For legislation to increase federal employee pay, lower federal employee health insurance premiums, and protect federal employee retirement benefits–and against any new and continuing attempts by radical conservatives to slash federal employee pay and benefits.
“Under the guise of fiscal prudence”? Why is it imprudent to ask whether we need federal agencies, or what the proper staffing level and responsibilities should be? Government serves the people — the people are not supposed to serve the unions. This is a union with a very disturbing and ultimately antidemocratic view of government, which is making the argument on its website as to why it’s dangerous to allow unionization of civil servants in the first place. There should be no vested interests in government staffing except those represented by the people in the people’s branch of government, Congress.

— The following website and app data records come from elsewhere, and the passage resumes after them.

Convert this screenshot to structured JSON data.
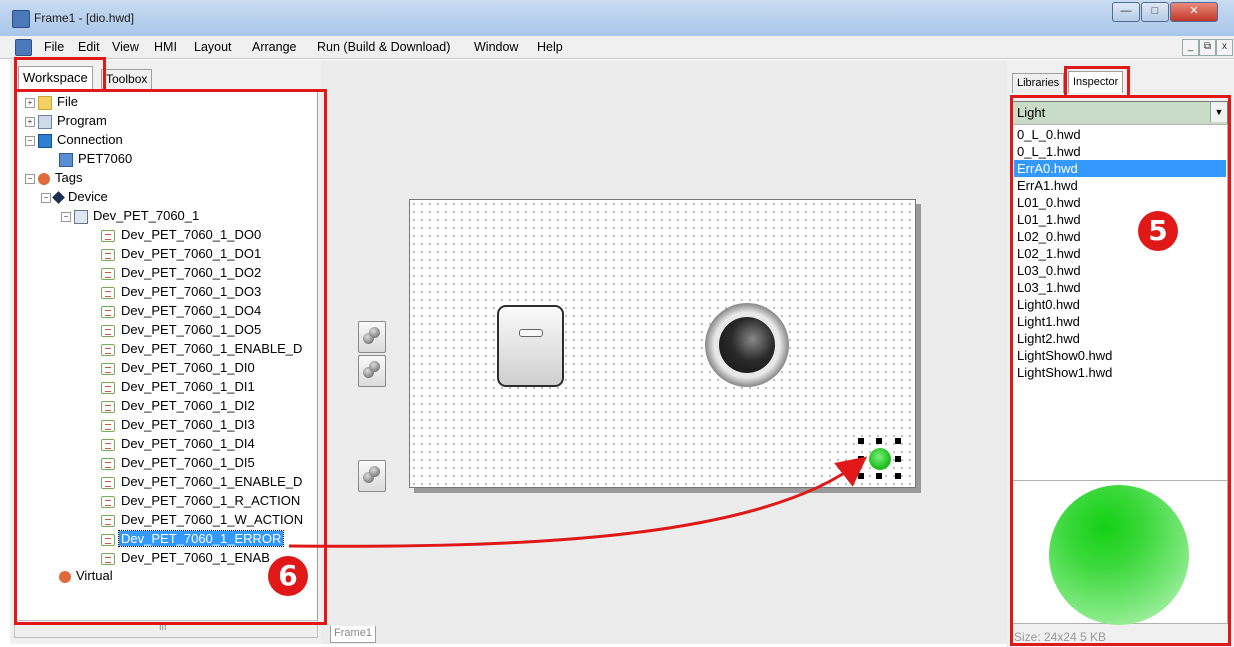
{
  "window": {
    "title": "Frame1 - [dio.hwd]",
    "controls": [
      "minimize-icon",
      "maximize-icon",
      "close-icon"
    ]
  },
  "menu": [
    "File",
    "Edit",
    "View",
    "HMI",
    "Layout",
    "Arrange",
    "Run (Build & Download)",
    "Window",
    "Help"
  ],
  "left_panel": {
    "tabs": [
      "Workspace",
      "Toolbox"
    ],
    "active_tab": "Workspace",
    "tree": {
      "file": "File",
      "program": "Program",
      "connection": "Connection",
      "connection_child": "PET7060",
      "tags": "Tags",
      "device": "Device",
      "device_child": "Dev_PET_7060_1",
      "tag_items": [
        "Dev_PET_7060_1_DO0",
        "Dev_PET_7060_1_DO1",
        "Dev_PET_7060_1_DO2",
        "Dev_PET_7060_1_DO3",
        "Dev_PET_7060_1_DO4",
        "Dev_PET_7060_1_DO5",
        "Dev_PET_7060_1_ENABLE_D",
        "Dev_PET_7060_1_DI0",
        "Dev_PET_7060_1_DI1",
        "Dev_PET_7060_1_DI2",
        "Dev_PET_7060_1_DI3",
        "Dev_PET_7060_1_DI4",
        "Dev_PET_7060_1_DI5",
        "Dev_PET_7060_1_ENABLE_D",
        "Dev_PET_7060_1_R_ACTION",
        "Dev_PET_7060_1_W_ACTION",
        "Dev_PET_7060_1_ERROR",
        "Dev_PET_7060_1_ENAB"
      ],
      "selected_item": "Dev_PET_7060_1_ERROR",
      "virtual": "Virtual"
    },
    "scroll_marker": "III"
  },
  "canvas": {
    "frame_tab": "Frame1",
    "widgets": [
      "switch",
      "knob-light",
      "green-led"
    ]
  },
  "right_panel": {
    "tabs": [
      "Libraries",
      "Inspector"
    ],
    "active_tab": "Inspector",
    "dropdown_value": "Light",
    "files": [
      "0_L_0.hwd",
      "0_L_1.hwd",
      "ErrA0.hwd",
      "ErrA1.hwd",
      "L01_0.hwd",
      "L01_1.hwd",
      "L02_0.hwd",
      "L02_1.hwd",
      "L03_0.hwd",
      "L03_1.hwd",
      "Light0.hwd",
      "Light1.hwd",
      "Light2.hwd",
      "LightShow0.hwd",
      "LightShow1.hwd"
    ],
    "selected_file": "ErrA0.hwd",
    "size_text": "Size: 24x24 5 KB"
  },
  "annotations": {
    "badge_5": "5",
    "badge_6": "6",
    "color": "#e01818"
  }
}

The naked disdain for the people who pay their salaries just underscores how urgent this issue has become, as the coming explosion in pensions in states and municipalities shows:
The nation’s largest municipal pension plans are carrying a total unfunded liability of $574 billion, which comes on top of as much as $3 trillion in unfunded pension promises made by the states, according to a report released Tuesday.
The report calls the unfunded pension obligations “off-the-balance-sheet debt” that threatens to starve services such as police protection, recreation centers, parks and libraries. …
The report is based on an analysis of pension funds in 50 major cities and counties that together account for two-thirds of the nation’s 3 million local government employees. It argues that cities routinely cling to unrealistic projected investment earnings to understate their pension liabilities, a strategy that has been exposed by the financial crisis and recession, which severely diminished investment returns.
We will need to make deep changes in pension plans and in the structure of government at all levels in order to restore fiscal “prudence” to American self-government. The unions have declared themselves an obstacle to that effort, and voters should respond accordingly.